[Opening The input section]
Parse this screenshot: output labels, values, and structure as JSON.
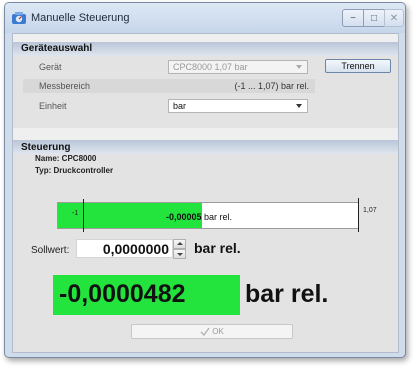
{
  "window": {
    "title": "Manuelle Steuerung",
    "icon": "gauge-app-icon",
    "controls": {
      "minimize": "−",
      "maximize": "□",
      "close": "✕"
    }
  },
  "device_selection": {
    "section_title": "Geräteauswahl",
    "device_label": "Gerät",
    "device_value": "CPC8000 1,07 bar",
    "disconnect_button": "Trennen",
    "range_label": "Messbereich",
    "range_value": "(-1 ... 1,07) bar rel.",
    "unit_label": "Einheit",
    "unit_value": "bar"
  },
  "control": {
    "section_title": "Steuerung",
    "name_line": "Name: CPC8000",
    "type_line": "Typ: Druckcontroller",
    "bar": {
      "min_label": "-1",
      "max_label": "1,07",
      "value_number": "-0,00005",
      "value_unit": "bar rel.",
      "fill_fraction": 0.48
    },
    "setpoint": {
      "label": "Sollwert:",
      "value": "0,0000000",
      "unit": "bar rel."
    },
    "reading": {
      "value": "-0,0000482",
      "unit": "bar rel."
    },
    "ok_button": "OK",
    "colors": {
      "indicator": "#22e43c"
    }
  }
}
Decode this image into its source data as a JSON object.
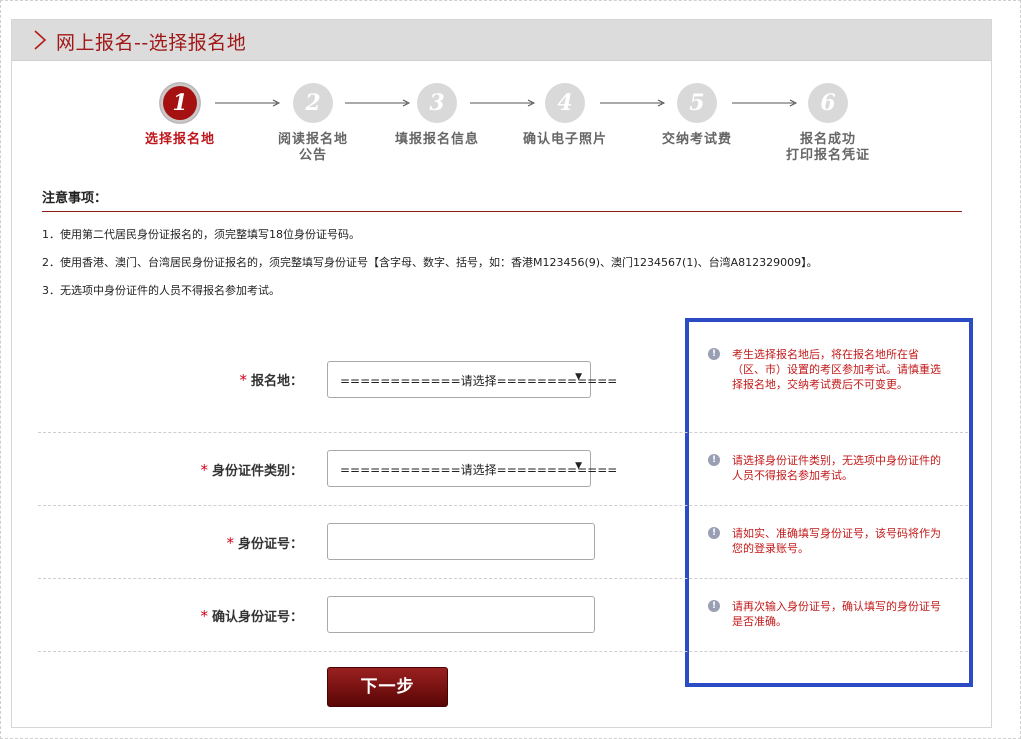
{
  "header": {
    "title": "网上报名--选择报名地"
  },
  "steps": [
    {
      "num": "1",
      "label": "选择报名地",
      "active": true
    },
    {
      "num": "2",
      "label_line1": "阅读报名地",
      "label_line2": "公告"
    },
    {
      "num": "3",
      "label": "填报报名信息"
    },
    {
      "num": "4",
      "label": "确认电子照片"
    },
    {
      "num": "5",
      "label": "交纳考试费"
    },
    {
      "num": "6",
      "label_line1": "报名成功",
      "label_line2": "打印报名凭证"
    }
  ],
  "notice": {
    "title": "注意事项：",
    "items": [
      "1．使用第二代居民身份证报名的，须完整填写18位身份证号码。",
      "2．使用香港、澳门、台湾居民身份证报名的，须完整填写身份证号【含字母、数字、括号，如：香港M123456(9)、澳门1234567(1)、台湾A812329009】。",
      "3．无选项中身份证件的人员不得报名参加考试。"
    ]
  },
  "form": {
    "required_mark": "*",
    "fields": [
      {
        "label": "报名地：",
        "value": "============请选择============",
        "help": "考生选择报名地后，将在报名地所在省（区、市）设置的考区参加考试。请慎重选择报名地，交纳考试费后不可变更。"
      },
      {
        "label": "身份证件类别：",
        "value": "============请选择============",
        "help": "请选择身份证件类别，无选项中身份证件的人员不得报名参加考试。"
      },
      {
        "label": "身份证号：",
        "value": "",
        "help": "请如实、准确填写身份证号，该号码将作为您的登录账号。"
      },
      {
        "label": "确认身份证号：",
        "value": "",
        "help": "请再次输入身份证号，确认填写的身份证号是否准确。"
      }
    ],
    "next_label": "下一步"
  },
  "icons": {
    "header": "chevron-right-icon",
    "help": "info-icon",
    "select": "caret-down-icon"
  },
  "colors": {
    "accent": "#a51010",
    "highlight_border": "#2b4cc4",
    "help_text": "#c21a1a"
  }
}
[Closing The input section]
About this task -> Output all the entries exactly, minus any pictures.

Solution to this problem ->
Parse this screenshot: output labels, values, and structure as JSON.
{
  "window": {
    "title": "Manuelle Steuerung",
    "icon": "gauge-app-icon",
    "controls": {
      "minimize": "−",
      "maximize": "□",
      "close": "✕"
    }
  },
  "device_selection": {
    "section_title": "Geräteauswahl",
    "device_label": "Gerät",
    "device_value": "CPC8000 1,07 bar",
    "disconnect_button": "Trennen",
    "range_label": "Messbereich",
    "range_value": "(-1 ... 1,07) bar rel.",
    "unit_label": "Einheit",
    "unit_value": "bar"
  },
  "control": {
    "section_title": "Steuerung",
    "name_line": "Name: CPC8000",
    "type_line": "Typ: Druckcontroller",
    "bar": {
      "min_label": "-1",
      "max_label": "1,07",
      "value_number": "-0,00005",
      "value_unit": "bar rel.",
      "fill_fraction": 0.48
    },
    "setpoint": {
      "label": "Sollwert:",
      "value": "0,0000000",
      "unit": "bar rel."
    },
    "reading": {
      "value": "-0,0000482",
      "unit": "bar rel."
    },
    "ok_button": "OK",
    "colors": {
      "indicator": "#22e43c"
    }
  }
}
Decode this image into its source data as a JSON object.
{
  "header": {
    "title": "网上报名--选择报名地"
  },
  "steps": [
    {
      "num": "1",
      "label": "选择报名地",
      "active": true
    },
    {
      "num": "2",
      "label_line1": "阅读报名地",
      "label_line2": "公告"
    },
    {
      "num": "3",
      "label": "填报报名信息"
    },
    {
      "num": "4",
      "label": "确认电子照片"
    },
    {
      "num": "5",
      "label": "交纳考试费"
    },
    {
      "num": "6",
      "label_line1": "报名成功",
      "label_line2": "打印报名凭证"
    }
  ],
  "notice": {
    "title": "注意事项：",
    "items": [
      "1．使用第二代居民身份证报名的，须完整填写18位身份证号码。",
      "2．使用香港、澳门、台湾居民身份证报名的，须完整填写身份证号【含字母、数字、括号，如：香港M123456(9)、澳门1234567(1)、台湾A812329009】。",
      "3．无选项中身份证件的人员不得报名参加考试。"
    ]
  },
  "form": {
    "required_mark": "*",
    "fields": [
      {
        "label": "报名地：",
        "value": "============请选择============",
        "help": "考生选择报名地后，将在报名地所在省（区、市）设置的考区参加考试。请慎重选择报名地，交纳考试费后不可变更。"
      },
      {
        "label": "身份证件类别：",
        "value": "============请选择============",
        "help": "请选择身份证件类别，无选项中身份证件的人员不得报名参加考试。"
      },
      {
        "label": "身份证号：",
        "value": "",
        "help": "请如实、准确填写身份证号，该号码将作为您的登录账号。"
      },
      {
        "label": "确认身份证号：",
        "value": "",
        "help": "请再次输入身份证号，确认填写的身份证号是否准确。"
      }
    ],
    "next_label": "下一步"
  },
  "icons": {
    "header": "chevron-right-icon",
    "help": "info-icon",
    "select": "caret-down-icon"
  },
  "colors": {
    "accent": "#a51010",
    "highlight_border": "#2b4cc4",
    "help_text": "#c21a1a"
  }
}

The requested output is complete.